Over the weekend, the Illinois House of Representatives and Senate narrowly passed a tax and budget package over objections of Governor Bruce Rauner and the business community. The Illinois Manufacturers’ Association engaged elected officials for many months to find a common sense solution to help end the two-year budget impasse but the final legislation imposes a new five billion dollar tax hike on Illinois businesses and families without any meaningful reforms to make our state more attractive to job creators.
Governor Rauner made good on his pledge and immediately vetoed the three-bill package (SB 6, SB 9, SB 42) but lawmakers in the Senate promptly overrode his action. The House of Representatives is expected to do the same when they can find a date to get all of their members in town that could occur later this week. Here is the Governor’s veto message.
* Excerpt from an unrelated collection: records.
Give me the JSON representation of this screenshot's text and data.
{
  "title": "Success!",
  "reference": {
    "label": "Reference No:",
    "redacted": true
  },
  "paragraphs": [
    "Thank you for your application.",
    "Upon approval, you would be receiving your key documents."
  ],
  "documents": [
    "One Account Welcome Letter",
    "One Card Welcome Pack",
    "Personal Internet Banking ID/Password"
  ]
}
Over the past two years, Illinois’ backlog of bills surpassed $15 billion and the state’s credit rating has repeatedly been downgraded and sits one level above junk status. A K-12 education budget combined with court orders and consent decrees have resulted in Illinois spending more than $39 billion with revenue of less than $32 billion.
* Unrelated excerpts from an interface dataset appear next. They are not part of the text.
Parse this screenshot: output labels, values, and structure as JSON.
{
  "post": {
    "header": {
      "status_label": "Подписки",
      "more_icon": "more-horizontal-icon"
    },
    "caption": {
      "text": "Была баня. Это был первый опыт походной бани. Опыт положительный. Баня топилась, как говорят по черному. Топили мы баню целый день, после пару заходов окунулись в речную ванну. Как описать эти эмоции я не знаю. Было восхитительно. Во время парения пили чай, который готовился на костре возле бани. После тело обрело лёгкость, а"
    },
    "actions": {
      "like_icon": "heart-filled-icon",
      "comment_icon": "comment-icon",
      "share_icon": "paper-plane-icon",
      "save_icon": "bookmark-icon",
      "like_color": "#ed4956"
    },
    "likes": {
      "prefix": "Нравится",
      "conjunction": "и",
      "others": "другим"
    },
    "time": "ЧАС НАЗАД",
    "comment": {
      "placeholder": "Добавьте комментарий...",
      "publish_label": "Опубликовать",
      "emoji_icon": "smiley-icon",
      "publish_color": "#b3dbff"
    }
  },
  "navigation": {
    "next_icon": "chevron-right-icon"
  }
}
Late last week, Democrats and Republicans in the Illinois House of Representatives started working in bipartisan fashion to find agreements to reduce the high cost of workers’ compensation, lower property tax costs, consolidate local governments, and reform the crushing pension debt as part of a comprehensive budget package. However, Speaker Michael J. Madigan abruptly broke off negotiations and chose to call the bills for a vote on Sunday over Republican objections.
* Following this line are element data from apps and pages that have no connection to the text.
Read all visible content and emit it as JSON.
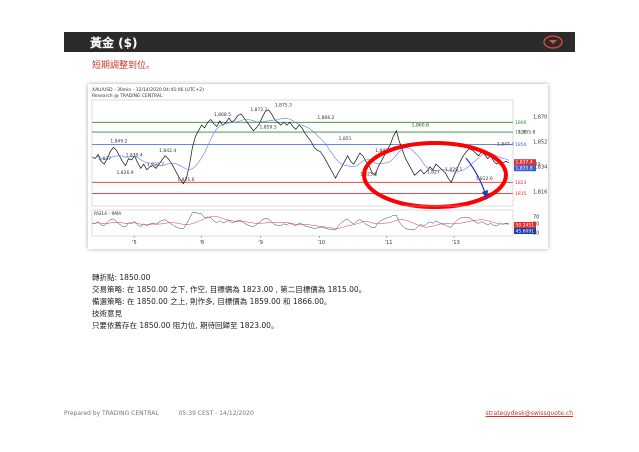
{
  "header": {
    "title": "黃金 ($)",
    "icon": "chevron-down-circle-icon",
    "accent": "#e74c3c"
  },
  "subtitle": "短期調整到位。",
  "chart_data": {
    "type": "line",
    "title": "XAU/USD - 30min - 12/14/2020 04:45:06 (UTC+2)",
    "subtitle": "Research @ TRADING CENTRAL",
    "x_ticks": [
      "'5",
      "'8",
      "'9",
      "'10",
      "'11",
      "'13"
    ],
    "y_ticks": [
      "1,870",
      "1,852",
      "1,834",
      "1,816"
    ],
    "ylim": [
      1806,
      1882
    ],
    "levels": [
      {
        "value": 1866,
        "label": "1866",
        "color": "#2e8b2e"
      },
      {
        "value": 1859,
        "label": "1859",
        "color": "#2e8b2e"
      },
      {
        "value": 1850,
        "label": "1850",
        "color": "#3b5bdb"
      },
      {
        "value": 1823,
        "label": "1823",
        "color": "#e03131"
      },
      {
        "value": 1815,
        "label": "1815",
        "color": "#e03131"
      }
    ],
    "current_price": [
      {
        "label": "1,837.4",
        "color": "#e03131"
      },
      {
        "label": "1,835.8",
        "color": "#3b5bdb"
      }
    ],
    "annotations": [
      {
        "label": "1,849.2",
        "x": 8,
        "y": 1849.2
      },
      {
        "label": "1,839.4",
        "x": 13,
        "y": 1839.4
      },
      {
        "label": "1,842.4",
        "x": 24,
        "y": 1842.4
      },
      {
        "label": "1,868.5",
        "x": 42,
        "y": 1868.5
      },
      {
        "label": "1,872.1",
        "x": 54,
        "y": 1872.1
      },
      {
        "label": "1,875.3",
        "x": 62,
        "y": 1875.3
      },
      {
        "label": "1,866.2",
        "x": 76,
        "y": 1866.2
      },
      {
        "label": "1,859.3",
        "x": 57,
        "y": 1859.3
      },
      {
        "label": "1,837",
        "x": 4,
        "y": 1837
      },
      {
        "label": "1,826.9",
        "x": 10,
        "y": 1826.9
      },
      {
        "label": "1,832.7",
        "x": 20,
        "y": 1832.7
      },
      {
        "label": "1,821.6",
        "x": 30,
        "y": 1821.6
      },
      {
        "label": "1,851",
        "x": 83,
        "y": 1851
      },
      {
        "label": "1,842.6",
        "x": 95,
        "y": 1842.6
      },
      {
        "label": "1,825.8",
        "x": 90,
        "y": 1825.8
      },
      {
        "label": "1,860.8",
        "x": 107,
        "y": 1860.8
      },
      {
        "label": "1,827",
        "x": 112,
        "y": 1827
      },
      {
        "label": "1,829.1",
        "x": 118,
        "y": 1829.1
      },
      {
        "label": "1,847.4",
        "x": 135,
        "y": 1847.4
      },
      {
        "label": "1,855.8",
        "x": 142,
        "y": 1855.8
      },
      {
        "label": "1,822.6",
        "x": 128,
        "y": 1822.6
      },
      {
        "label": "1,833",
        "x": 145,
        "y": 1833
      }
    ],
    "series": [
      {
        "values": [
          1841,
          1840,
          1843,
          1838,
          1836,
          1840,
          1845,
          1848,
          1846,
          1842,
          1838,
          1835,
          1840,
          1839,
          1842,
          1837,
          1833,
          1836,
          1832,
          1834,
          1835,
          1833,
          1836,
          1839,
          1842,
          1840,
          1837,
          1833,
          1829,
          1825,
          1822,
          1826,
          1835,
          1848,
          1856,
          1860,
          1864,
          1862,
          1866,
          1868,
          1865,
          1863,
          1867,
          1864,
          1866,
          1869,
          1866,
          1868,
          1871,
          1872,
          1869,
          1866,
          1863,
          1860,
          1862,
          1865,
          1870,
          1874,
          1875,
          1872,
          1868,
          1866,
          1864,
          1866,
          1864,
          1866,
          1863,
          1861,
          1864,
          1862,
          1858,
          1855,
          1852,
          1848,
          1846,
          1845,
          1842,
          1838,
          1834,
          1830,
          1826,
          1830,
          1834,
          1838,
          1842,
          1838,
          1836,
          1840,
          1844,
          1842,
          1838,
          1835,
          1830,
          1828,
          1834,
          1838,
          1842,
          1846,
          1850,
          1856,
          1860,
          1852,
          1846,
          1840,
          1836,
          1832,
          1828,
          1830,
          1832,
          1829,
          1831,
          1834,
          1832,
          1836,
          1834,
          1832,
          1830,
          1826,
          1823,
          1828,
          1833,
          1838,
          1842,
          1845,
          1847,
          1846,
          1844,
          1842,
          1845,
          1843,
          1840,
          1842,
          1838,
          1836,
          1838,
          1837,
          1838,
          1837
        ]
      }
    ],
    "indicator": {
      "label": "RSI14 - 9MA",
      "ticks": [
        "70",
        "50",
        "30"
      ],
      "value_labels": [
        "50.2451",
        "45.6091"
      ]
    }
  },
  "analysis": {
    "pivot": "轉折點:  1850.00",
    "strategy": "交易策略:  在 1850.00 之下,  作空,  目標價為 1823.00 ,  第二目標價為 1815.00。",
    "alternative": "備選策略:  在 1850.00 之上,  則作多,  目標價為 1859.00 和 1866.00。",
    "comment_title": "技術意見",
    "comment": "只要依舊存在 1850.00 阻力位,  期待回歸至 1823.00。"
  },
  "footer": {
    "prepared_by": "Prepared by TRADING CENTRAL",
    "timestamp": "05:39 CEST - 14/12/2020",
    "email": "strategydesk@swissquote.ch"
  }
}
The new state budget (SB 6) spends $36.054 billion for the coming fiscal year. It is funded largely with five billion dollars in new tax revenue while lawmakers reduced current spending by three billion dollars. For the past two years, Illinois has been racking up debt at more than $12 million per day largely because of court orders and consent decrees.
New tax revenue (SB 9) comes primarily from a permanent increase in the state’s income tax on corporations and individuals. The tax rates will increase on July 1, 2017, with rates on individuals at 4.95 percent (now 3.75 percent) and corporations at 7.0 percent (now 5.25 percent).
In addition, lawmakers extended the Research & Development tax credit by five years and made the Graphic Arts sales tax exemption permanent. However, they also decoupled from the Qualified Production Activities Deduction (QPAI), eliminated the non-combination rule, and redefined the United States to impose new taxes on energy production located on the continental shelf. Gasohol will be taxed at 100 percent while other fuel blends including biodiesel, biodiesel blends, and majority blended ethanol will have their tax exemption extended by five years.
The tax bill does not include a tax on sugar-sweetened beverages nor does it expand the sales tax onto consumer services that was discussed in the Senate. The IMA objected to a tax on foreign and domestic dividends and it was removed from consideration. Unfortunately, lawmakers did not include an extension of the Manufacturers Purchase Credit that expired in 2015.
Illinois businesses need the fiscal stability and certainty that comes with a state budget. There is absolutely no doubt that the budget battle has created chaos and harmed the state’s economy. However, simply raising taxes without reforming the way that Illinois spends money or making Illinois more attractive for job creators will not change Illinois’ trajectory.
Fifteen Republicans in the House of Representatives and one Republican Senator joined Democrats in providing the necessary votes on the tax hike.
To see how your legislators voted, please click here:
Governor Rauner plans to continue calling lawmakers into special session at least once per week to discuss education funding reform, workers’ compensation, and other reform measures. The IMA plans to continue fighting for changes that will make Illinois more competitive.